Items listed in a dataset
——————

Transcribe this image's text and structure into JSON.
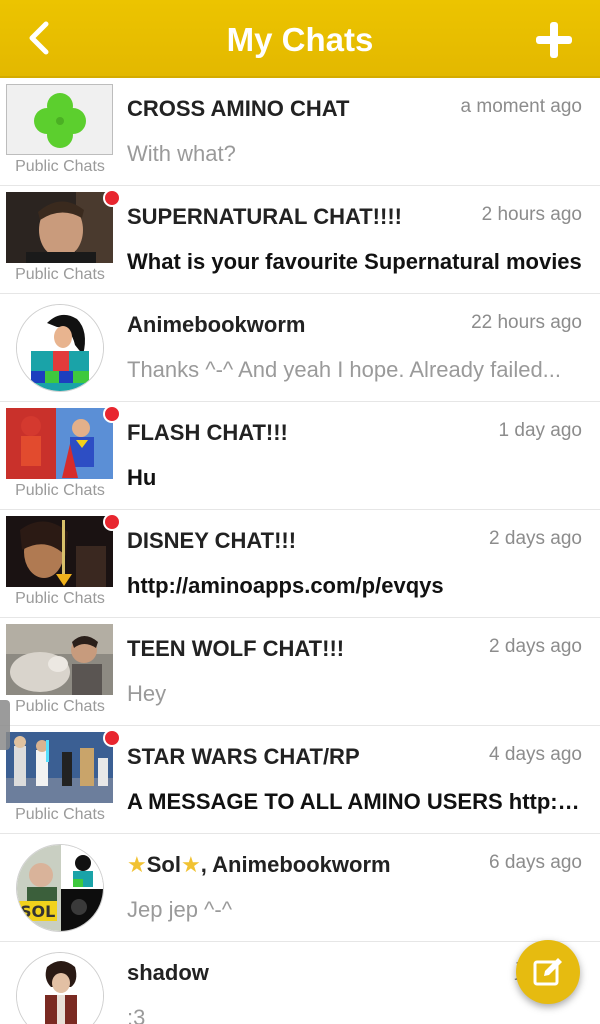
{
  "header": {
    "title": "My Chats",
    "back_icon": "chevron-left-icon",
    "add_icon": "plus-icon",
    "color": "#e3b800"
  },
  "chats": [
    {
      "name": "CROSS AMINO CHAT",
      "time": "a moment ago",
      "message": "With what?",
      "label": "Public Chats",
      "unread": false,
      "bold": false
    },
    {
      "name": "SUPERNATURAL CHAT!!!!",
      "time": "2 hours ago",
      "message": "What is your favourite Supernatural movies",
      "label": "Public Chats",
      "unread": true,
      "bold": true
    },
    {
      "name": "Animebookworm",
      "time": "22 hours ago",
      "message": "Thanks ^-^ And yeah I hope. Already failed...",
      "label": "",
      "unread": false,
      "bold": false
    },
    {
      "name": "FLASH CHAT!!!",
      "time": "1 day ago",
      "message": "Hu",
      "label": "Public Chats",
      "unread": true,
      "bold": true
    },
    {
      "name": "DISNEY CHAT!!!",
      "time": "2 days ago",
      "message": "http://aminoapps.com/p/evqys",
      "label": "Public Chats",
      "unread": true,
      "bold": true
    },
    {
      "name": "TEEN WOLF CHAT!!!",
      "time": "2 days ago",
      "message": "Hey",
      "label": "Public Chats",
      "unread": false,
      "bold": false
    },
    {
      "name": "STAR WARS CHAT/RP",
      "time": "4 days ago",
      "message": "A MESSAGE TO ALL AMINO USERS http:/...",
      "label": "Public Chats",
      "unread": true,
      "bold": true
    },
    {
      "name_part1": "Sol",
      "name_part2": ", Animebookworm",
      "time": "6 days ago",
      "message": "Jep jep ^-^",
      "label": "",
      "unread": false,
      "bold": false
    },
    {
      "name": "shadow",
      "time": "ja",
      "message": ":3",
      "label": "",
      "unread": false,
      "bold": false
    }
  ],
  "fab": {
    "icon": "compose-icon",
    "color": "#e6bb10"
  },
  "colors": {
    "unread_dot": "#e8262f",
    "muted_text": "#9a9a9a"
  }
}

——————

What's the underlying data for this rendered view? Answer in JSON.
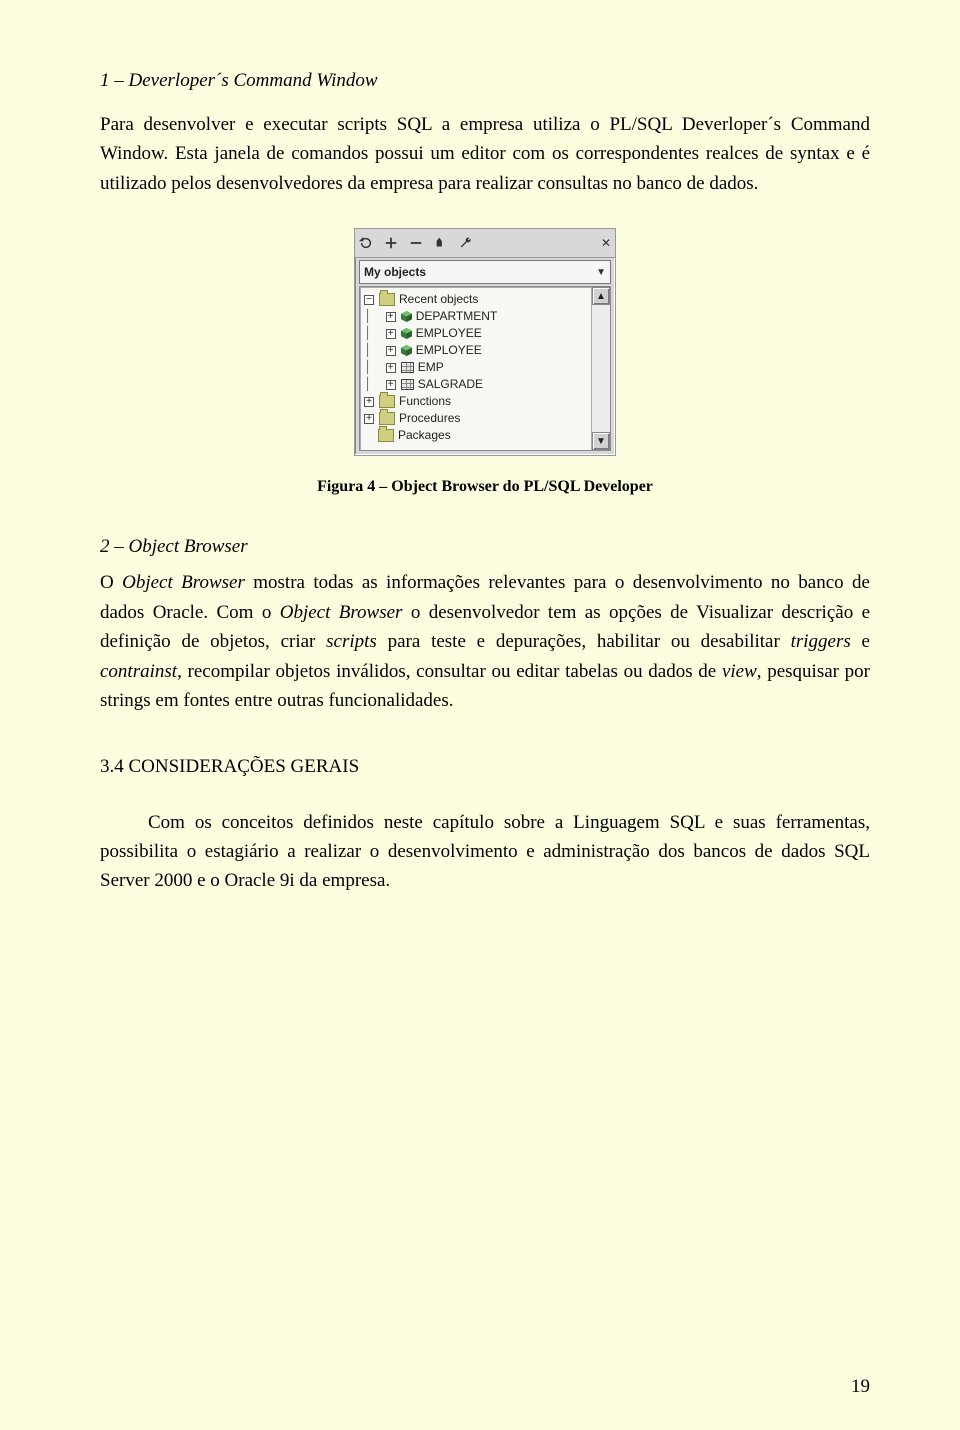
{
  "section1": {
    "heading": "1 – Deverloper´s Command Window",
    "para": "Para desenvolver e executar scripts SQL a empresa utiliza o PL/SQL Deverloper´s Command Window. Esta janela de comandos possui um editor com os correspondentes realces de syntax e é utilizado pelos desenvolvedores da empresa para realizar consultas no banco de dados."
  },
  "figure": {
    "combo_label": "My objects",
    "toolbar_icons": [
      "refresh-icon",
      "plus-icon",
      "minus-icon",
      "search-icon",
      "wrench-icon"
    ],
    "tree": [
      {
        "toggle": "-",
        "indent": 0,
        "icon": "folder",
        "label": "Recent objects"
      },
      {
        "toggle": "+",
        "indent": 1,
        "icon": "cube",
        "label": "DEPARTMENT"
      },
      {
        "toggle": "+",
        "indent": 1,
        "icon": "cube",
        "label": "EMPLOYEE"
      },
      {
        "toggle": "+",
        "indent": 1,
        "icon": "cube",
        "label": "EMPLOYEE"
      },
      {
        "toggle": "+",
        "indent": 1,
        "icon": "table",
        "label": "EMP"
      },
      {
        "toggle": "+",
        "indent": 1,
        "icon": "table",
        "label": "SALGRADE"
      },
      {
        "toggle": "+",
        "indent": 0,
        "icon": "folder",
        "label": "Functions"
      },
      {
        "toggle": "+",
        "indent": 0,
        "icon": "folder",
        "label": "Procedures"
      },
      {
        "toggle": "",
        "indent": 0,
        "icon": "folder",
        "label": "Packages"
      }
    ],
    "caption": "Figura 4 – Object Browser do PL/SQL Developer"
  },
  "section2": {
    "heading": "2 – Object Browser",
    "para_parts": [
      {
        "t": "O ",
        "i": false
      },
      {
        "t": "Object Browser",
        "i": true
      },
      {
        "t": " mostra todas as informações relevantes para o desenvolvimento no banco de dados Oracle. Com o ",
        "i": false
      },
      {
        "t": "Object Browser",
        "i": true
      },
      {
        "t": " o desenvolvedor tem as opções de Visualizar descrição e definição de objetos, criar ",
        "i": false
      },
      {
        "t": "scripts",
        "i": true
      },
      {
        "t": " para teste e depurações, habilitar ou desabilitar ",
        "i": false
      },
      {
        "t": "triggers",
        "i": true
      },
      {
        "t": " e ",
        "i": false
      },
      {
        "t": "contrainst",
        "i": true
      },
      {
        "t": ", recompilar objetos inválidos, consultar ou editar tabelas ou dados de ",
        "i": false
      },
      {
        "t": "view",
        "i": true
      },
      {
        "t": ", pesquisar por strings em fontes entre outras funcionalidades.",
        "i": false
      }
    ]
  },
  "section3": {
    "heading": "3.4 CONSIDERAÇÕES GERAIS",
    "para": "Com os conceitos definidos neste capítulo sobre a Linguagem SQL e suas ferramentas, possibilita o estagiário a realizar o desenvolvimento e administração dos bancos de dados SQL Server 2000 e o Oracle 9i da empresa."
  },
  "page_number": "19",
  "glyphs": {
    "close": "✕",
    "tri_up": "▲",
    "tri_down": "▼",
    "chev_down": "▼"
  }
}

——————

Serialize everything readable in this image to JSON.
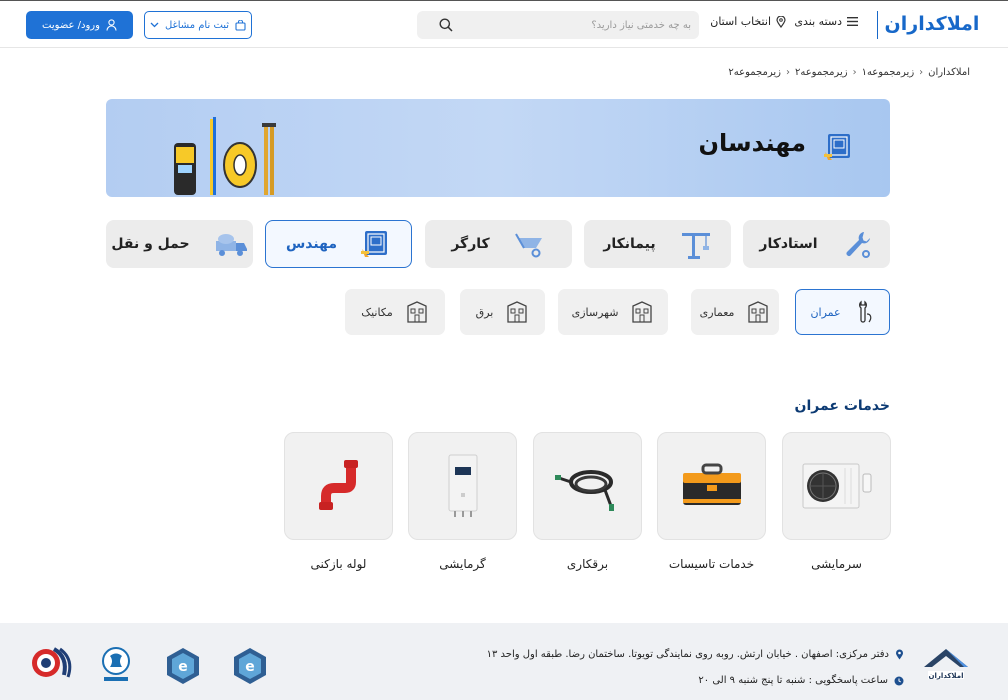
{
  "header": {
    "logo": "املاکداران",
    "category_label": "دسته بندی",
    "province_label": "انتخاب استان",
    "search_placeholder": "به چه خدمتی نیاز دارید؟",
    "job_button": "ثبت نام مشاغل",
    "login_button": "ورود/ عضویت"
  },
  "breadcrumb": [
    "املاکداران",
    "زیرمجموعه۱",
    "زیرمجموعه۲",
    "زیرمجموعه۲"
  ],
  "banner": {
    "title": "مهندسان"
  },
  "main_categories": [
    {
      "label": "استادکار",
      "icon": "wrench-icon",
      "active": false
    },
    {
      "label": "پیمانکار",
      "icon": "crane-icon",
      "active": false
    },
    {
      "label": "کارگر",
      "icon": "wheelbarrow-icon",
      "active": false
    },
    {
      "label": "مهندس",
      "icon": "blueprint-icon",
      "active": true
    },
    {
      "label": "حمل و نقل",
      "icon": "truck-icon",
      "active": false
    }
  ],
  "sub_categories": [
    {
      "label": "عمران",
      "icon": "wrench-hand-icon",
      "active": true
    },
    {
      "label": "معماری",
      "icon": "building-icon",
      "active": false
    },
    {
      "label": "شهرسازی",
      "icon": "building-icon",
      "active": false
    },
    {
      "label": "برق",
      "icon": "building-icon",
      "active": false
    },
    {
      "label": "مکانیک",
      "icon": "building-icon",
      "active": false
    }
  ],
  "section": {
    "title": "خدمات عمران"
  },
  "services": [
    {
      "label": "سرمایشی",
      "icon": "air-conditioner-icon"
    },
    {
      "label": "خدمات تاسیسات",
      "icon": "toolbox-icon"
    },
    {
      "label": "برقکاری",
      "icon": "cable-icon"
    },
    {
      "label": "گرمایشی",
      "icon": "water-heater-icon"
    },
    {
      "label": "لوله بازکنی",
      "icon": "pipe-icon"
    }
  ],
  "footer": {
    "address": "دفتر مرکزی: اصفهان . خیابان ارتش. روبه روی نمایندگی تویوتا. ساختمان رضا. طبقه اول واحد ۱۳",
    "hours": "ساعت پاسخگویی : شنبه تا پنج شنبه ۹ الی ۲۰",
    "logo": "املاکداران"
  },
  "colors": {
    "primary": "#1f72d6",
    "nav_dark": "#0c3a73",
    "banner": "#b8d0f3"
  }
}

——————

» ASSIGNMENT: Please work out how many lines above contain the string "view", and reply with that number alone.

» OUTPUT BELOW: 2